Another feature is the return to prominence of the most serviceable and acceptable of all types-the 15-26 h.p. cars. Small cars are all right, and we are thankful for them in these difficult financial times, but when the political sun shines again, and trade and prosperity return, no sensible motorist can doubt that larger cars will return to popularity. With all due deference to those who are entirely satisfied with the small car, I suggest that there is little comparison between it and the fullsized full powered model in touring comfort, and although enthusiasm will enable people to be satisfied with less of this than the average person demands, it is, in point of fact, the average person whose custom is the great support of the British motor industry.

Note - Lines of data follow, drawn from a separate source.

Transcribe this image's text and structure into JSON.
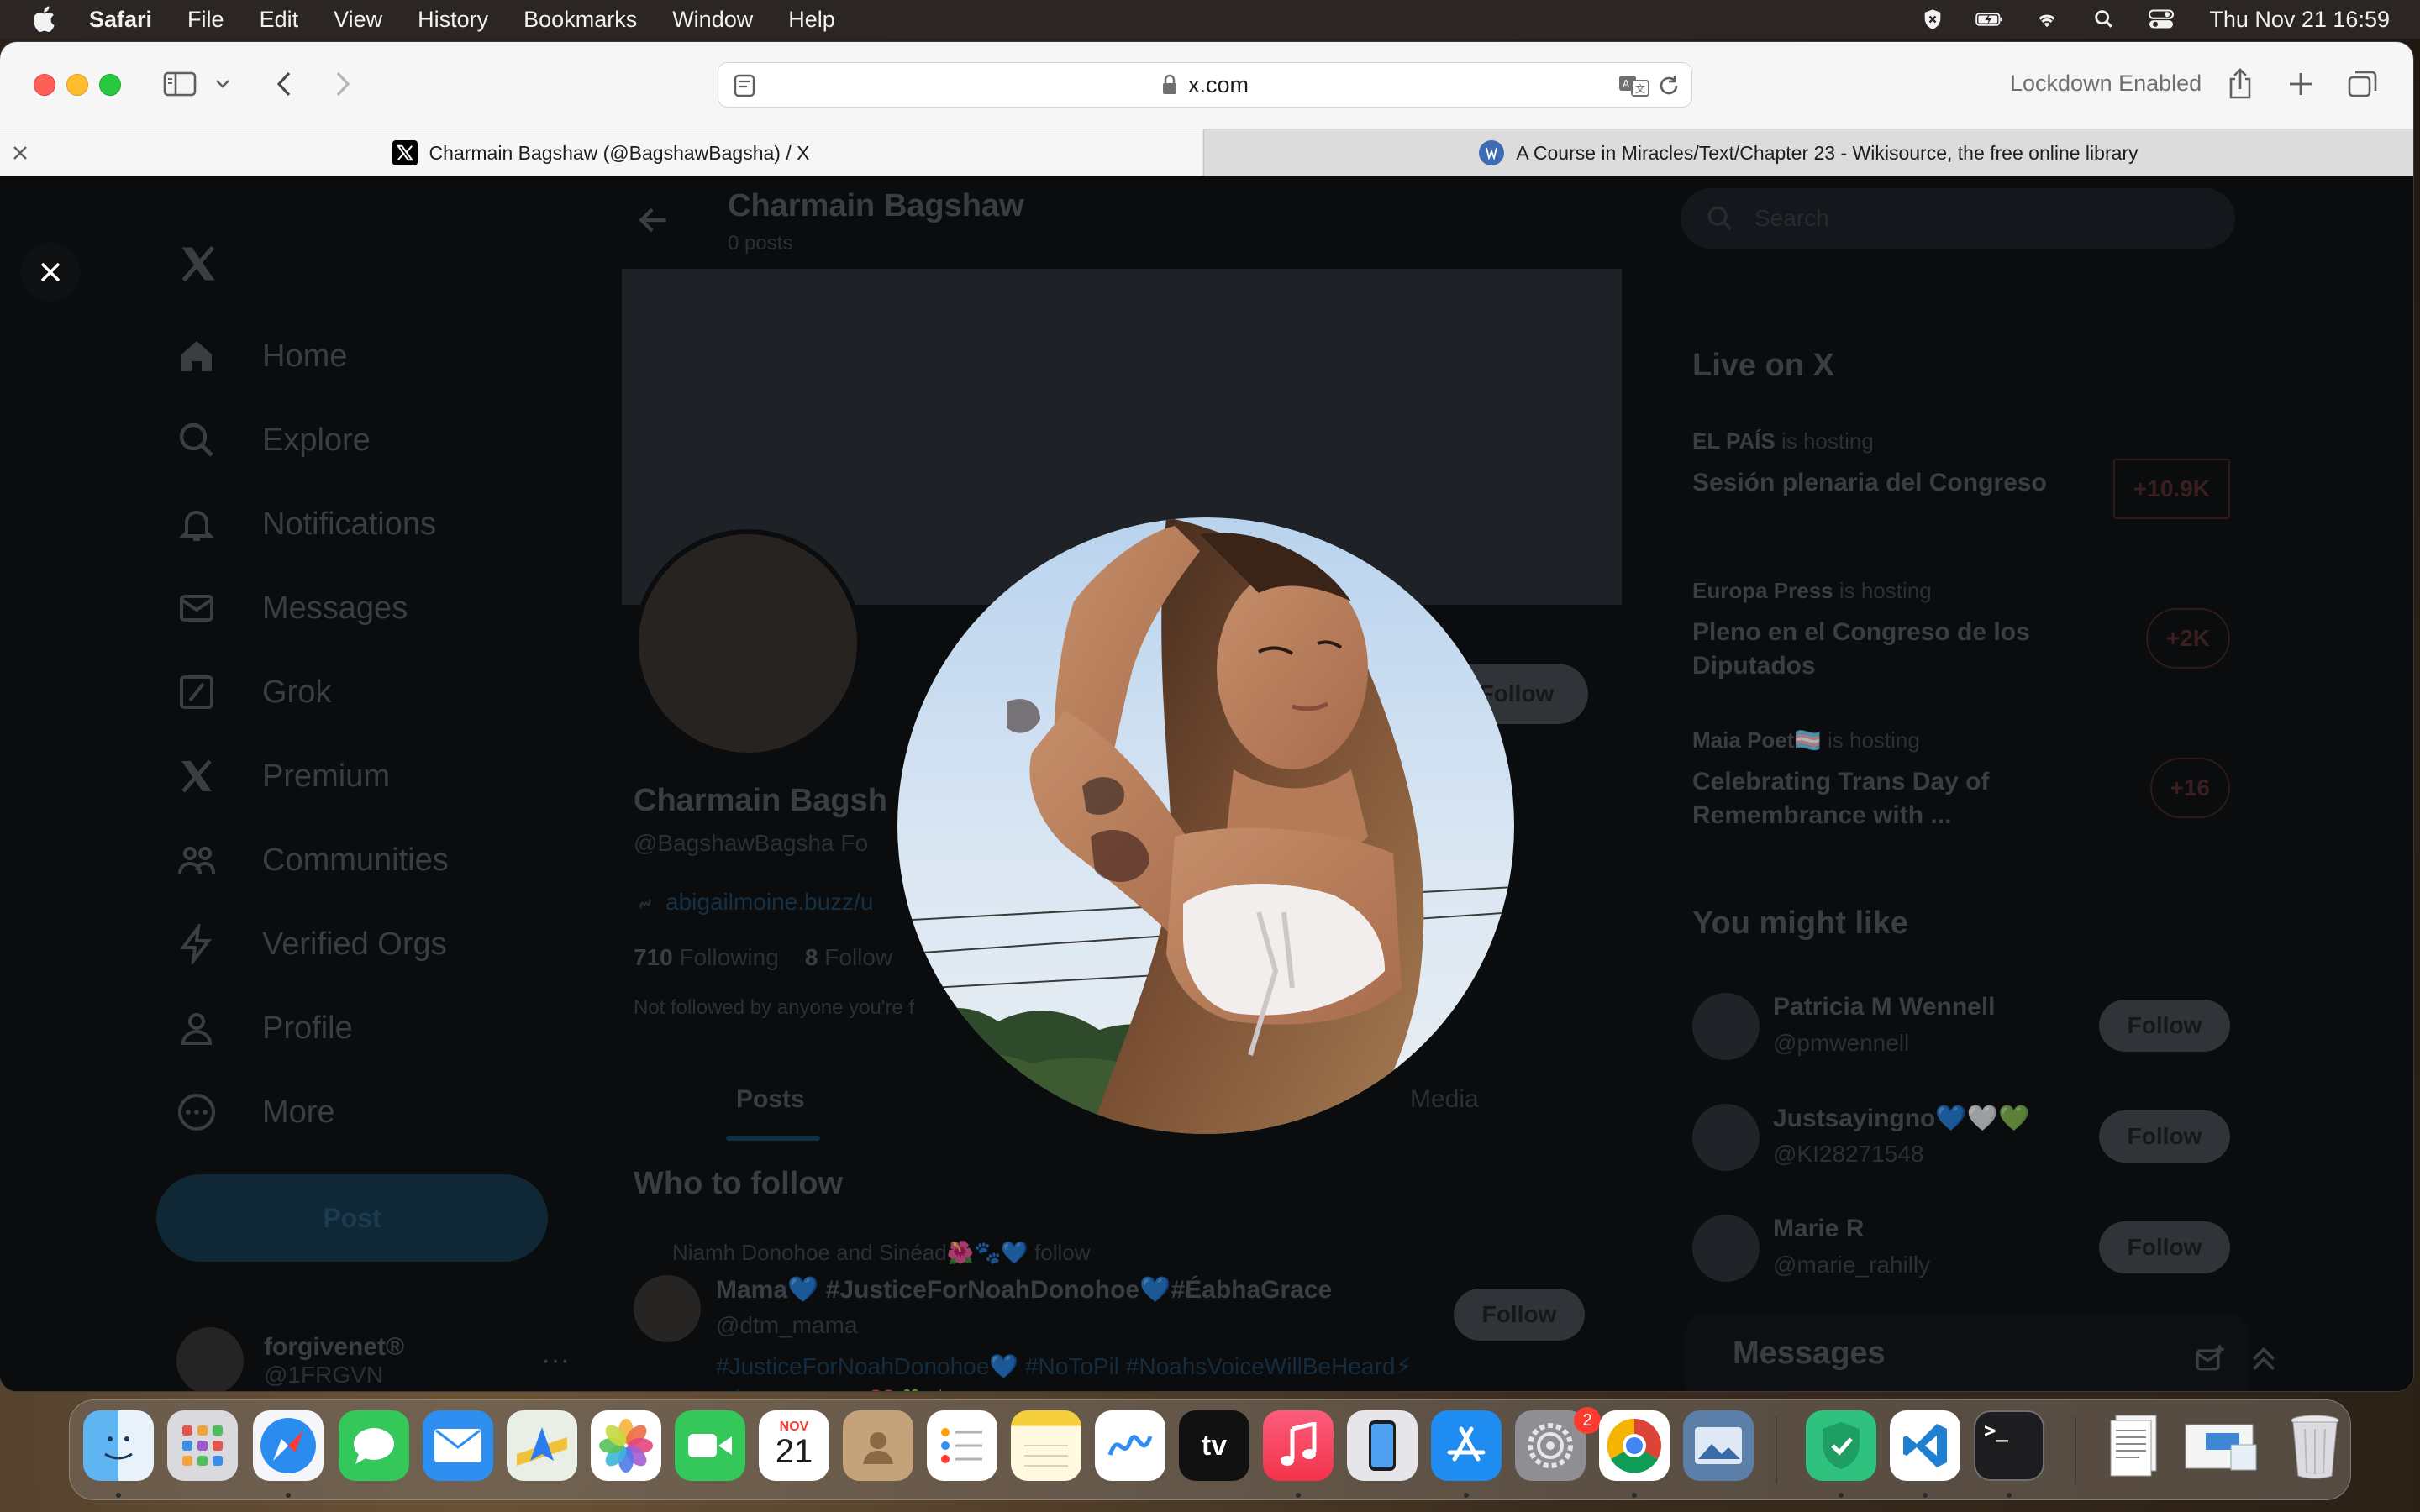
{
  "menubar": {
    "app": "Safari",
    "items": [
      "File",
      "Edit",
      "View",
      "History",
      "Bookmarks",
      "Window",
      "Help"
    ],
    "clock": "Thu Nov 21  16:59"
  },
  "browser": {
    "url": "x.com",
    "lockdown": "Lockdown Enabled",
    "tabs": [
      {
        "title": "Charmain Bagshaw (@BagshawBagsha) / X",
        "active": true
      },
      {
        "title": "A Course in Miracles/Text/Chapter 23 - Wikisource, the free online library",
        "active": false
      }
    ]
  },
  "x": {
    "nav": [
      "Home",
      "Explore",
      "Notifications",
      "Messages",
      "Grok",
      "Premium",
      "Communities",
      "Verified Orgs",
      "Profile",
      "More"
    ],
    "post_button": "Post",
    "account": {
      "name": "forgivenet®",
      "handle": "@1FRGVN",
      "more": "···"
    },
    "profile": {
      "title": "Charmain Bagshaw",
      "posts_count": "0 posts",
      "name": "Charmain Bagsh",
      "handle": "@BagshawBagsha",
      "handle_suffix": "Fo",
      "link": "abigailmoine.buzz/u",
      "following_count": "710",
      "following_label": "Following",
      "followers_count": "8",
      "followers_label": "Follow",
      "note": "Not followed by anyone you're f",
      "follow_button": "Follow",
      "tabs": {
        "posts": "Posts",
        "media": "Media"
      }
    },
    "who_to_follow": {
      "title": "Who to follow",
      "context": "Niamh Donohoe and Sinéad🌺🐾💙 follow",
      "name": "Mama💙 #JusticeForNoahDonohoe💙#ÉabhaGrace",
      "handle": "@dtm_mama",
      "bio": "#JusticeForNoahDonohoe💙 #NoToPil #NoahsVoiceWillBeHeard⚡ #ÉabhaGrace ❤️🍀🙌 #WarriorChild #DiffuseMidlineGlioma",
      "follow": "Follow"
    },
    "search_placeholder": "Search",
    "live": {
      "title": "Live on X",
      "items": [
        {
          "host": "EL PAÍS",
          "hosting": "is hosting",
          "topic": "Sesión plenaria del Congreso",
          "badge": "+10.9K"
        },
        {
          "host": "Europa Press",
          "hosting": "is hosting",
          "topic": "Pleno en el Congreso de los Diputados",
          "badge": "+2K"
        },
        {
          "host": "Maia Poet🏳️‍⚧️",
          "hosting": "is hosting",
          "topic": "Celebrating Trans Day of Remembrance with ...",
          "badge": "+16"
        }
      ]
    },
    "you_might_like": {
      "title": "You might like",
      "items": [
        {
          "name": "Patricia M Wennell",
          "handle": "@pmwennell",
          "follow": "Follow"
        },
        {
          "name": "Justsayingno💙🤍💚",
          "handle": "@KI28271548",
          "follow": "Follow"
        },
        {
          "name": "Marie R",
          "handle": "@marie_rahilly",
          "follow": "Follow"
        }
      ]
    },
    "messages_drawer": "Messages"
  },
  "dock": {
    "calendar_month": "NOV",
    "calendar_day": "21",
    "settings_badge": "2",
    "tv_label": "tv",
    "terminal_prompt": ">_"
  },
  "colors": {
    "x_blue": "#1d9bf0",
    "overlay": "#000000",
    "live_red": "#f4212e"
  }
}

There are singularly few Innovations likely to interest the motorist. This is all to the good. Engineers know that the efficiency and reliability of any device like a motorcar are not struck with a single blow, so to speak, but are molded and fashioned out of experience tempered with brains. Exactly what is the proper worth of over head valves for the ordinary purposes of motoring has not yet been decided definitely nor has the front wheel brake been sufficiently tried to determine its value. Although changes of this character invariably secure a momentary fashion, they cannot continue unless their intrinsic worth is proved. The old side valve has long since ceased to trouble, and the sleeve valve has won a limited but sincere acceptance on merit. The overhead valve has yet to win such recognition, but it is undeniable that designers are adopting it though as convinced of its superiority.
Front wheel brakes involve so much that, unless they are proved to be indispensable, they will remain the characteristic of the fast and powerful big car, and the speedy and expensive small car. There is no doubt concerning their great efficiency; where the doubt arises is that anything better than the orthodox transmission and rear wheel brakes is required 90 percent motor cars. Suspension finds a partial return to the semi-elliptic. Last year the quarter-elliptic had a boom, but there are signs of a declension due to liability to body swing at fast speeds if a sudden turn be taken. I expect that there will be a considerable run on shock absorbers next year, as they appear to be particularly desirable on these fast and light small cars. I do not know how many small cars are on view, but r would hazard a guess that there must be well over fifty separate designs. Almost every stand carries one, and in their main features they are singularly alike, evidently 1923 is expected to be a boom year for the small car, and I hope it will be, but I confess that I have doubts concerning the ability of all these cars to win through.
Much will depend, of course, on the manner in which they are handled, but if one named about twenty marquees I think that one would not leave much more than 10 per cent of the market for the remainder. There are eight entirely new ones to me- the Ariel, B.S.A., Aster, Hands, G.N., Trojan, Lea Francis and British Ensign. The Trojan is an attempt to touch rock bottom not merely in price but in running cost. It has a dozen novel points, all of prime importance in design and, finally, it runs on solid tyres. The others are orthodox types, and I have no doubt will be carefully scanned, for their credentials are good.
All 20 pages of the 1922 Motor Exhibition supplement
source: Edwin Campbell in The Graphic Motor Supplement Nov.4,1922